A huge exhibition hall on the western outskirts of Istanbul was given over to the four-day event, where the merchandise on display ranged from infantry boots to 2,000-pound (907kg) bombs and towering armoured personnel carriers to sniper scopes.
Foreign generals, their chests bristling with medals, rubbed shoulders with young Turkish men in jeans and T-shirts eager to try out the handguns on offer and pose for photos clutching assault rifles.
When Al Jazeera attended on Friday, two government ministers – Defence Minister Hulusi Akar and Minister of Industry and Technology Mustafa Varank – toured the exhibits followed by a trail of bodyguards, officials and journalists.
“The Turkish defence industry continued to grow stronger even under the conditions of COVID-19,” said Murat Ikinci, general manager at Roketsan, the largest supplier of missiles to the Turkish military and a key player in Turkey’s space programme.
“Now it’s time to show our power to the whole world.”
Speaking at the opening of the fair on Tuesday, Turkish President Recep Tayyip Erdogan underscored the importance placed in the industry.
“As a country that was forsaken at the most critical moments of its fight against terrorism and unable to acquire any of the products it needed while its borders were under threat, we were compelled to take steps to meet our own needs quickly,” he said.
The value of defence projects has risen from $5.4bn in 2002 to $55.8bn last year, according to the government’s Defence Industries Directorate, while defence and aerospace exports rose from $248m to $3.1bn between 2002 and 2019.
This growth has been driven by a desire to be “independent of foreign countries and foreign policies”, according to Gurkan Cetin, who leads the robotics and autonomous systems project at Havelsan.
“Turkey has experienced some trouble getting some weapon systems and components in the past and this made us leap forward to provide what we need ourselves,” he told Al Jazeera.
The US, a leading supplier of Turkish weaponry, imposed an arms embargo following Turkey’s 1974 invasion of Cyprus and more recently several NATO countries blocked defence sales after Turkey launched an operation against Kurdish fighters in northeast Syria in 2019.
The expansion in the defence sector’s financial muscle has been accompanied by a growing sense of pride in the proven effectiveness of Turkish weapons systems in Syria, Libya and Nagorno-Karabakh.
“Many Turkish weapons systems have been tested in combat, which is important because it shows what they can do in the field,” said Zengin.

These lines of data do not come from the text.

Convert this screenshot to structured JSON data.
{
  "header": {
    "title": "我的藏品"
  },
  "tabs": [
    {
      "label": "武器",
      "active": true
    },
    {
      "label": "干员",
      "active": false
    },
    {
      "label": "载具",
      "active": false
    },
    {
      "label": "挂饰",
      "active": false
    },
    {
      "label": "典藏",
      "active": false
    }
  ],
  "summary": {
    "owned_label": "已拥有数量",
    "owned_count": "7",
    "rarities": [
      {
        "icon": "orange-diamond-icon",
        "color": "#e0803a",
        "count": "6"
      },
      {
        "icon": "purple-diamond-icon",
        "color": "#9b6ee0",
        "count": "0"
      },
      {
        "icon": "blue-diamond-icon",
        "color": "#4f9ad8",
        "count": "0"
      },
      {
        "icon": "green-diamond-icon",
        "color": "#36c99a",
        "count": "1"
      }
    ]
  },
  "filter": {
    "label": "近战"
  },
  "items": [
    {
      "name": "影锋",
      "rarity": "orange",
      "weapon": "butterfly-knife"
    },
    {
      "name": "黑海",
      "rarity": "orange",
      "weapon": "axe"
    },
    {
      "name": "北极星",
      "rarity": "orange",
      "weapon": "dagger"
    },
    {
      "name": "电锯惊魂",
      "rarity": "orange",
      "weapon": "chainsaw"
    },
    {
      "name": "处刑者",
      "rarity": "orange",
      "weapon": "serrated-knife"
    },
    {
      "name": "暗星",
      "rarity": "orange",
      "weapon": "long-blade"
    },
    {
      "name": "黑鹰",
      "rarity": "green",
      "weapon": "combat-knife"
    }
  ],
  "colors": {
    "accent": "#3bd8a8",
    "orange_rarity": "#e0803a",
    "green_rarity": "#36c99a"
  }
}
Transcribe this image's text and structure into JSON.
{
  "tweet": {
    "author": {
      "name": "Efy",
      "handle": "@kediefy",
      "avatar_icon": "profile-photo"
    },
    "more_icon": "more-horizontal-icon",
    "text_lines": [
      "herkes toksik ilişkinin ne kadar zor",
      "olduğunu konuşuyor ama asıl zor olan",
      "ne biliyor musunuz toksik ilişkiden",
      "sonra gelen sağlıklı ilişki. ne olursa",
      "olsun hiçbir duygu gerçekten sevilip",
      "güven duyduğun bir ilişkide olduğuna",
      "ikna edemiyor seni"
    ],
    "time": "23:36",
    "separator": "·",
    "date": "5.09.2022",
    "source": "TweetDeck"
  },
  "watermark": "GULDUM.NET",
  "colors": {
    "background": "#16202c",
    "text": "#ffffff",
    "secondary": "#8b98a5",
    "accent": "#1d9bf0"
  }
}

Turkey’s aerial drone project, in particular, has caught the eyes of the world, with Qatar, Ukraine, Morocco, Azerbaijan, Tunisia and fellow NATO member Poland ordering armed UAVs (unmanned aerial vehicles) with a proven track record against Russian-made armour and air defence systems.

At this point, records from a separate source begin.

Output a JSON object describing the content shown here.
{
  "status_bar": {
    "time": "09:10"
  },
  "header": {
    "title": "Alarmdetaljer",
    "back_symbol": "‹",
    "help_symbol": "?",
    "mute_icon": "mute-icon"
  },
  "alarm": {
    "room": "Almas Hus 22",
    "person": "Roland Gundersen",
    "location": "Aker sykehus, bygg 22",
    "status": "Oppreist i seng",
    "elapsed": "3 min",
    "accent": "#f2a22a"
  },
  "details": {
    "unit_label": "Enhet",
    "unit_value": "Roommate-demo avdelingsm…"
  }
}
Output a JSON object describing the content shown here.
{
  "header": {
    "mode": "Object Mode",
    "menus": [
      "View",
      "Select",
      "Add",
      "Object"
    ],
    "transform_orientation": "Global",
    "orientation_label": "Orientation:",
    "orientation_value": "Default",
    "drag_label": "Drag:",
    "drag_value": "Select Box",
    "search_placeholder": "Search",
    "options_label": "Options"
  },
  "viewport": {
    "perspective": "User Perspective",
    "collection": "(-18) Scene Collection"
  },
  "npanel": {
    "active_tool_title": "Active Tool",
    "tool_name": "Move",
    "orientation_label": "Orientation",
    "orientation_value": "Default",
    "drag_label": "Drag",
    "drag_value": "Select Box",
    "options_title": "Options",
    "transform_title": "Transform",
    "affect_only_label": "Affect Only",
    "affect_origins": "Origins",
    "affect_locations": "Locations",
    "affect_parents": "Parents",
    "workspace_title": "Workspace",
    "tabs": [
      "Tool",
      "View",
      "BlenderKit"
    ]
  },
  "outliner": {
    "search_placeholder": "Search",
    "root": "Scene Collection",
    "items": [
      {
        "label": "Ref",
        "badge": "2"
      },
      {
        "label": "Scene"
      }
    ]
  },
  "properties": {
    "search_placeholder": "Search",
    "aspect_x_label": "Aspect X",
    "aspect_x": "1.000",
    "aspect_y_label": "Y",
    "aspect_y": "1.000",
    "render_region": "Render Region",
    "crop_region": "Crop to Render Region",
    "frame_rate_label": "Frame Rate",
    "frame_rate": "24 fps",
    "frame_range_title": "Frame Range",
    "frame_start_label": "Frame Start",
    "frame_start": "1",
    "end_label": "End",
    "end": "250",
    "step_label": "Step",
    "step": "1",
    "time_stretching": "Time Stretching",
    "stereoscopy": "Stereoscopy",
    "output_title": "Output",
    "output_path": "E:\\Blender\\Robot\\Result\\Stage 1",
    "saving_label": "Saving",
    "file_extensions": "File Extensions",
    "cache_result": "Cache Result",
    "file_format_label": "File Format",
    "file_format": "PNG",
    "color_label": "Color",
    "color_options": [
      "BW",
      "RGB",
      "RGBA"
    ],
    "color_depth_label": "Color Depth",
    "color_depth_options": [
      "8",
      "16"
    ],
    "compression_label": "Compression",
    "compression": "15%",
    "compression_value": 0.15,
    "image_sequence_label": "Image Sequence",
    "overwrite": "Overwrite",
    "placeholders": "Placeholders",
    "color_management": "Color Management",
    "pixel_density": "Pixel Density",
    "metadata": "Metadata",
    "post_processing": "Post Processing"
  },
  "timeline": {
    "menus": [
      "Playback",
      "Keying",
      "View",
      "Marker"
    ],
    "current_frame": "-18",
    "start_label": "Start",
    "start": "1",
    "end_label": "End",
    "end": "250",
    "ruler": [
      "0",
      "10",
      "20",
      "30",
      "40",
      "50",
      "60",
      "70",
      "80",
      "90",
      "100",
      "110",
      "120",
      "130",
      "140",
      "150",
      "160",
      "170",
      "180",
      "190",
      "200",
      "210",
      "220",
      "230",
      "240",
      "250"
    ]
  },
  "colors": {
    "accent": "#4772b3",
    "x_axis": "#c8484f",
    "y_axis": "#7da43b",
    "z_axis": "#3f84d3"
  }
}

Defence analyst Arda Mevlutoglu pointed to the “unprecedented” use of drones in coordination with artillery, manned combat aircraft and electronic assets in recent conflicts.
Missile-laden drones were “extremely effective” against tanks, artillery and fixed positions with the added psychological advantage of publishing images of drone strikes on social media, he added.
All this adds to Turkey’s sense of growing self-confidence in the realm of war.
“We aren’t trying to sell anything here today,” one employee manning the Turkish Aerospace exhibit said. “We’re just here to show the world what we can do.”